■ WHAT YOU SHOULD DO ■
Would you please copy every line below that includes the string "this"?
━━━━━━━━━━━━━━━━━━━━
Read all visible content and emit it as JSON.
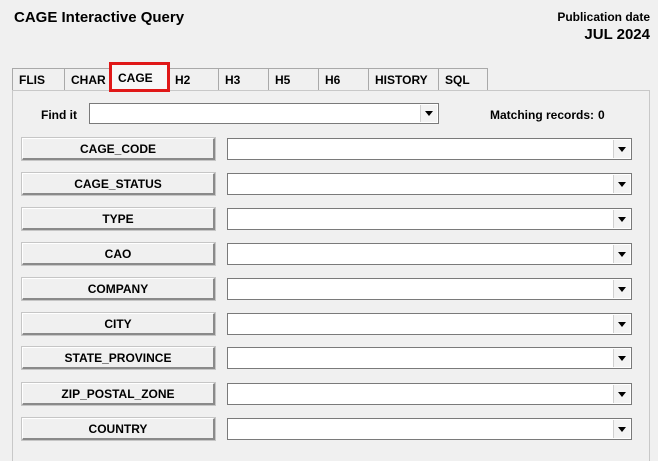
{
  "window": {
    "title": "CAGE Interactive Query",
    "publication_label": "Publication date",
    "publication_value": "JUL 2024"
  },
  "tabs": [
    {
      "label": "FLIS",
      "active": false
    },
    {
      "label": "CHAR",
      "active": false
    },
    {
      "label": "CAGE",
      "active": true
    },
    {
      "label": "H2",
      "active": false
    },
    {
      "label": "H3",
      "active": false
    },
    {
      "label": "H5",
      "active": false
    },
    {
      "label": "H6",
      "active": false
    },
    {
      "label": "HISTORY",
      "active": false
    },
    {
      "label": "SQL",
      "active": false
    }
  ],
  "find": {
    "label": "Find it",
    "value": ""
  },
  "matching": {
    "label": "Matching records:",
    "count": "0"
  },
  "fields": [
    {
      "label": "CAGE_CODE",
      "value": ""
    },
    {
      "label": "CAGE_STATUS",
      "value": ""
    },
    {
      "label": "TYPE",
      "value": ""
    },
    {
      "label": "CAO",
      "value": ""
    },
    {
      "label": "COMPANY",
      "value": ""
    },
    {
      "label": "CITY",
      "value": ""
    },
    {
      "label": "STATE_PROVINCE",
      "value": ""
    },
    {
      "label": "ZIP_POSTAL_ZONE",
      "value": ""
    },
    {
      "label": "COUNTRY",
      "value": ""
    }
  ],
  "colors": {
    "highlight": "#e01818",
    "background": "#f0f0f0"
  },
  "icons": {
    "dropdown": "chevron-down-icon"
  }
}
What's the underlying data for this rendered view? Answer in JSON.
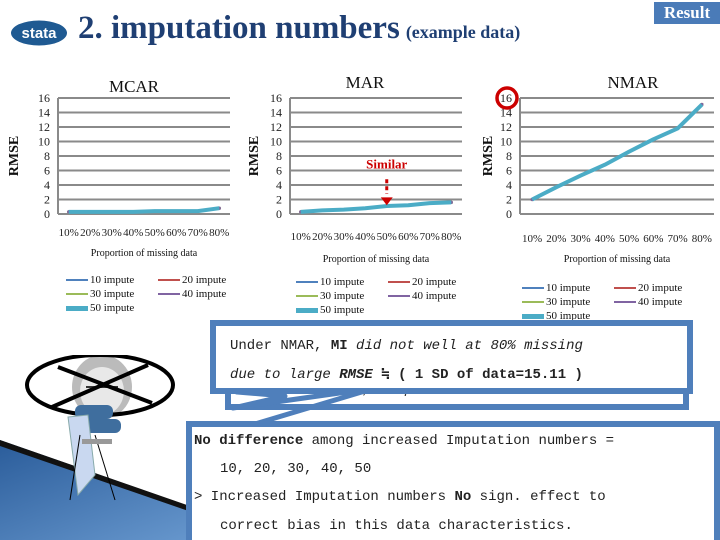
{
  "header": {
    "title": "2. imputation numbers",
    "subtitle": "(example data)",
    "badge": "Result",
    "logo_text": "stata"
  },
  "colors": {
    "title": "#1f3f73",
    "badge": "#4a7bb8",
    "box_border": "#4f7fbb",
    "line_main": "#4bacc6",
    "highlight_red": "#cc0000"
  },
  "chart_data": [
    {
      "type": "line",
      "title": "MCAR",
      "xlabel": "Proportion of missing data",
      "ylabel": "RMSE",
      "categories": [
        "10%",
        "20%",
        "30%",
        "40%",
        "50%",
        "60%",
        "70%",
        "80%"
      ],
      "ylim": [
        0,
        16
      ],
      "yticks": [
        0,
        2,
        4,
        6,
        8,
        10,
        12,
        14,
        16
      ],
      "grid": true,
      "series": [
        {
          "name": "10 impute",
          "color": "#4f81bd",
          "values": [
            0.3,
            0.3,
            0.3,
            0.3,
            0.4,
            0.4,
            0.4,
            0.8
          ]
        },
        {
          "name": "20 impute",
          "color": "#c0504d",
          "values": [
            0.3,
            0.3,
            0.3,
            0.3,
            0.4,
            0.4,
            0.4,
            0.8
          ]
        },
        {
          "name": "30 impute",
          "color": "#9bbb59",
          "values": [
            0.3,
            0.3,
            0.3,
            0.3,
            0.4,
            0.4,
            0.4,
            0.8
          ]
        },
        {
          "name": "40 impute",
          "color": "#8064a2",
          "values": [
            0.3,
            0.3,
            0.3,
            0.3,
            0.4,
            0.4,
            0.4,
            0.8
          ]
        },
        {
          "name": "50 impute",
          "color": "#4bacc6",
          "values": [
            0.3,
            0.3,
            0.3,
            0.3,
            0.4,
            0.4,
            0.4,
            0.8
          ]
        }
      ],
      "legend": "bottom"
    },
    {
      "type": "line",
      "title": "MAR",
      "xlabel": "Proportion of missing data",
      "ylabel": "RMSE",
      "categories": [
        "10%",
        "20%",
        "30%",
        "40%",
        "50%",
        "60%",
        "70%",
        "80%"
      ],
      "ylim": [
        0,
        16
      ],
      "yticks": [
        0,
        2,
        4,
        6,
        8,
        10,
        12,
        14,
        16
      ],
      "grid": true,
      "annotation": {
        "text": "Similar",
        "at_category": "50%"
      },
      "series": [
        {
          "name": "10 impute",
          "color": "#4f81bd",
          "values": [
            0.3,
            0.5,
            0.6,
            0.8,
            1.1,
            1.2,
            1.5,
            1.6
          ]
        },
        {
          "name": "20 impute",
          "color": "#c0504d",
          "values": [
            0.3,
            0.5,
            0.6,
            0.8,
            1.1,
            1.2,
            1.5,
            1.6
          ]
        },
        {
          "name": "30 impute",
          "color": "#9bbb59",
          "values": [
            0.3,
            0.5,
            0.6,
            0.8,
            1.1,
            1.2,
            1.5,
            1.6
          ]
        },
        {
          "name": "40 impute",
          "color": "#8064a2",
          "values": [
            0.3,
            0.5,
            0.6,
            0.8,
            1.1,
            1.2,
            1.5,
            1.6
          ]
        },
        {
          "name": "50 impute",
          "color": "#4bacc6",
          "values": [
            0.3,
            0.5,
            0.6,
            0.8,
            1.1,
            1.2,
            1.5,
            1.6
          ]
        }
      ],
      "legend": "bottom"
    },
    {
      "type": "line",
      "title": "NMAR",
      "xlabel": "Proportion of missing data",
      "ylabel": "RMSE",
      "categories": [
        "10%",
        "20%",
        "30%",
        "40%",
        "50%",
        "60%",
        "70%",
        "80%"
      ],
      "ylim": [
        0,
        16
      ],
      "yticks": [
        0,
        2,
        4,
        6,
        8,
        10,
        12,
        14,
        16
      ],
      "grid": true,
      "highlighted_tick": "16",
      "series": [
        {
          "name": "10 impute",
          "color": "#4f81bd",
          "values": [
            2.0,
            3.7,
            5.3,
            6.8,
            8.6,
            10.3,
            11.8,
            15.1
          ]
        },
        {
          "name": "20 impute",
          "color": "#c0504d",
          "values": [
            2.0,
            3.7,
            5.3,
            6.8,
            8.6,
            10.3,
            11.8,
            15.1
          ]
        },
        {
          "name": "30 impute",
          "color": "#9bbb59",
          "values": [
            2.0,
            3.7,
            5.3,
            6.8,
            8.6,
            10.3,
            11.8,
            15.1
          ]
        },
        {
          "name": "40 impute",
          "color": "#8064a2",
          "values": [
            2.0,
            3.7,
            5.3,
            6.8,
            8.6,
            10.3,
            11.8,
            15.1
          ]
        },
        {
          "name": "50 impute",
          "color": "#4bacc6",
          "values": [
            2.0,
            3.7,
            5.3,
            6.8,
            8.6,
            10.3,
            11.8,
            15.1
          ]
        }
      ],
      "legend": "bottom"
    }
  ],
  "callouts": {
    "hidden_line": "Under MAR/MCAR, MI produces unbiased est.",
    "nmar": {
      "l1_a": "Under NMAR, ",
      "l1_b": "MI",
      "l1_c": " did not well at 80% missing",
      "l2_a": "due to large ",
      "l2_b": "RMSE",
      "l2_c": " ≒ ",
      "l2_d": "( 1 SD of data=15.11 )"
    },
    "bottom": {
      "l1_a": "No difference",
      "l1_b": " among increased Imputation numbers  =",
      "l2": "10, 20, 30, 40, 50",
      "l3_a": "> Increased Imputation numbers ",
      "l3_b": "No",
      "l3_c": " sign. effect to",
      "l4": "correct bias in this data characteristics."
    }
  }
}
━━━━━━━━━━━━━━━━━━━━
■ SOLUTION ■
What's the underlying data for this rendered view? Answer in JSON.
      "l4": "correct bias in this data characteristics."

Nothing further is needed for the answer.